(Items from an interface collection)
........
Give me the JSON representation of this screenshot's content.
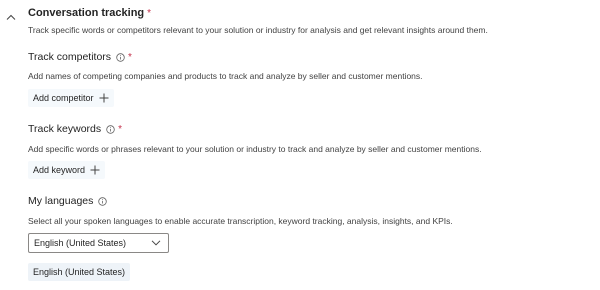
{
  "header": {
    "title": "Conversation tracking",
    "required_mark": "*",
    "description": "Track specific words or competitors relevant to your solution or industry for analysis and get relevant insights around them."
  },
  "competitors": {
    "title": "Track competitors",
    "required_mark": "*",
    "description": "Add names of competing companies and products to track and analyze by seller and customer mentions.",
    "button_label": "Add competitor"
  },
  "keywords": {
    "title": "Track keywords",
    "required_mark": "*",
    "description": "Add specific words or phrases relevant to your solution or industry to track and analyze by seller and customer mentions.",
    "button_label": "Add keyword"
  },
  "languages": {
    "title": "My languages",
    "description": "Select all your spoken languages to enable accurate transcription, keyword tracking, analysis, insights, and KPIs.",
    "selected_value": "English (United States)",
    "selected_tags": [
      "English (United States)"
    ]
  },
  "icons": {
    "collapse": "chevron-up-icon",
    "info": "info-icon",
    "add": "plus-icon",
    "dropdown": "chevron-down-icon"
  },
  "colors": {
    "required": "#c4314b",
    "text": "#242424",
    "button_bg": "#f5f9fc",
    "tag_bg": "#eef3f8"
  }
}
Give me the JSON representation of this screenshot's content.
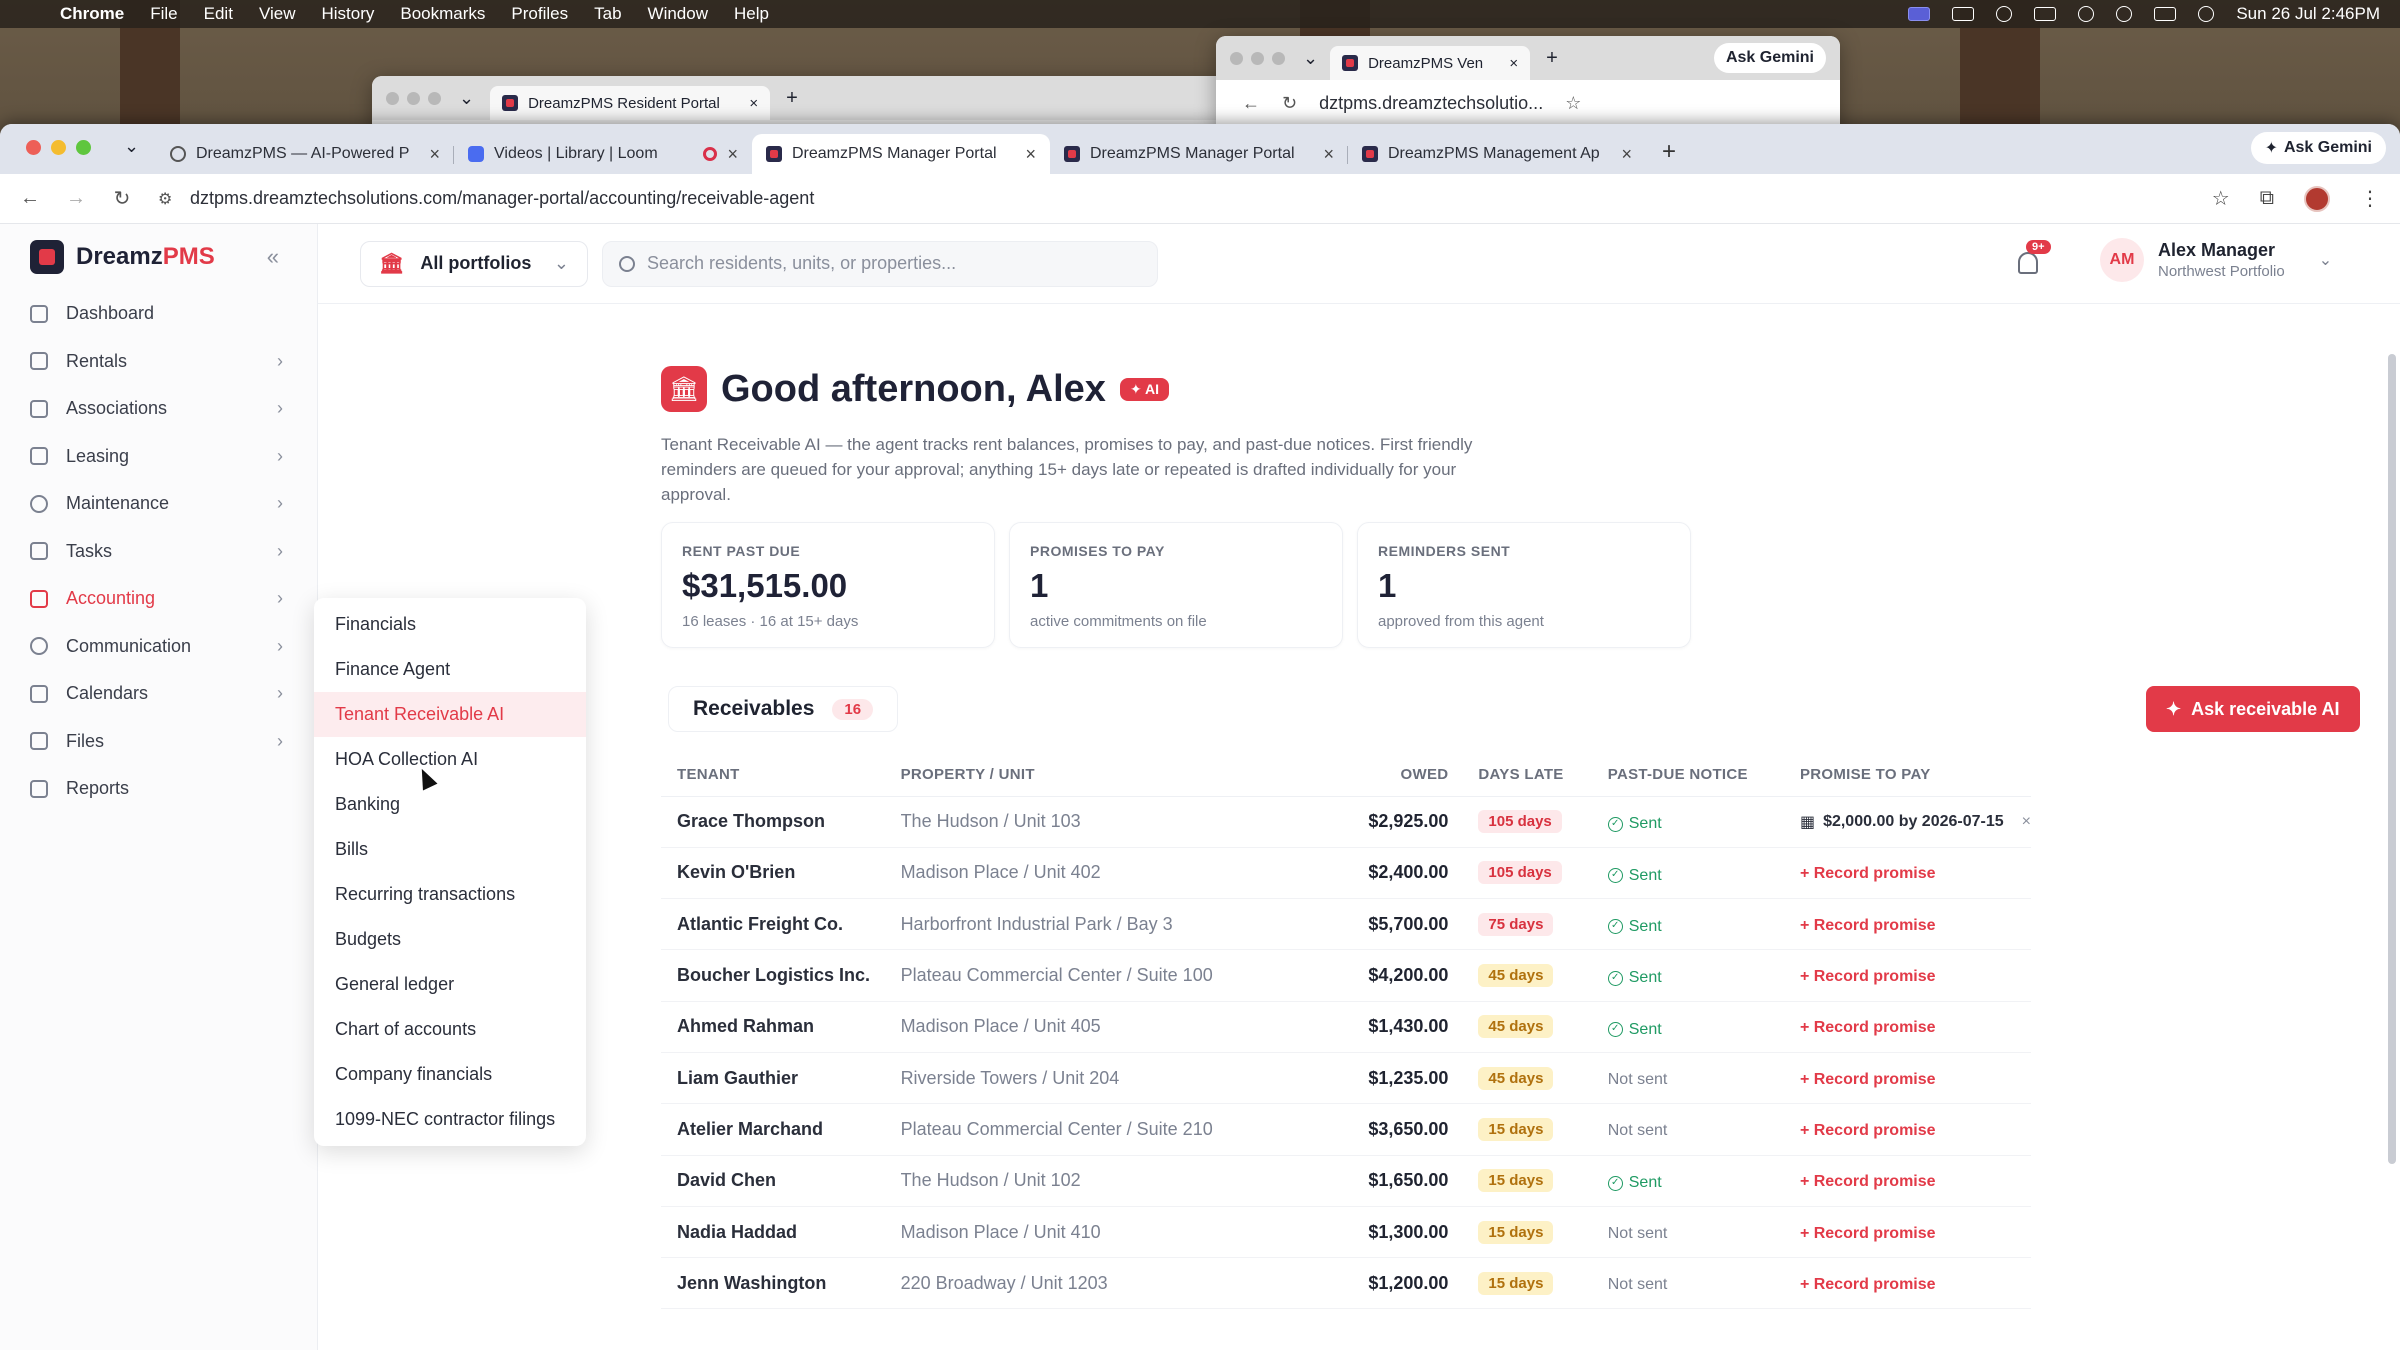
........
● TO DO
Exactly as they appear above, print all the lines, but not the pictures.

● REPLY
Give me the JSON representation of this screenshot's content.
{
  "header": {
    "title": "Conversation tracking",
    "required_mark": "*",
    "description": "Track specific words or competitors relevant to your solution or industry for analysis and get relevant insights around them."
  },
  "competitors": {
    "title": "Track competitors",
    "required_mark": "*",
    "description": "Add names of competing companies and products to track and analyze by seller and customer mentions.",
    "button_label": "Add competitor"
  },
  "keywords": {
    "title": "Track keywords",
    "required_mark": "*",
    "description": "Add specific words or phrases relevant to your solution or industry to track and analyze by seller and customer mentions.",
    "button_label": "Add keyword"
  },
  "languages": {
    "title": "My languages",
    "description": "Select all your spoken languages to enable accurate transcription, keyword tracking, analysis, insights, and KPIs.",
    "selected_value": "English (United States)",
    "selected_tags": [
      "English (United States)"
    ]
  },
  "icons": {
    "collapse": "chevron-up-icon",
    "info": "info-icon",
    "add": "plus-icon",
    "dropdown": "chevron-down-icon"
  },
  "colors": {
    "required": "#c4314b",
    "text": "#242424",
    "button_bg": "#f5f9fc",
    "tag_bg": "#eef3f8"
  }
}
Give me the JSON representation of this screenshot's content.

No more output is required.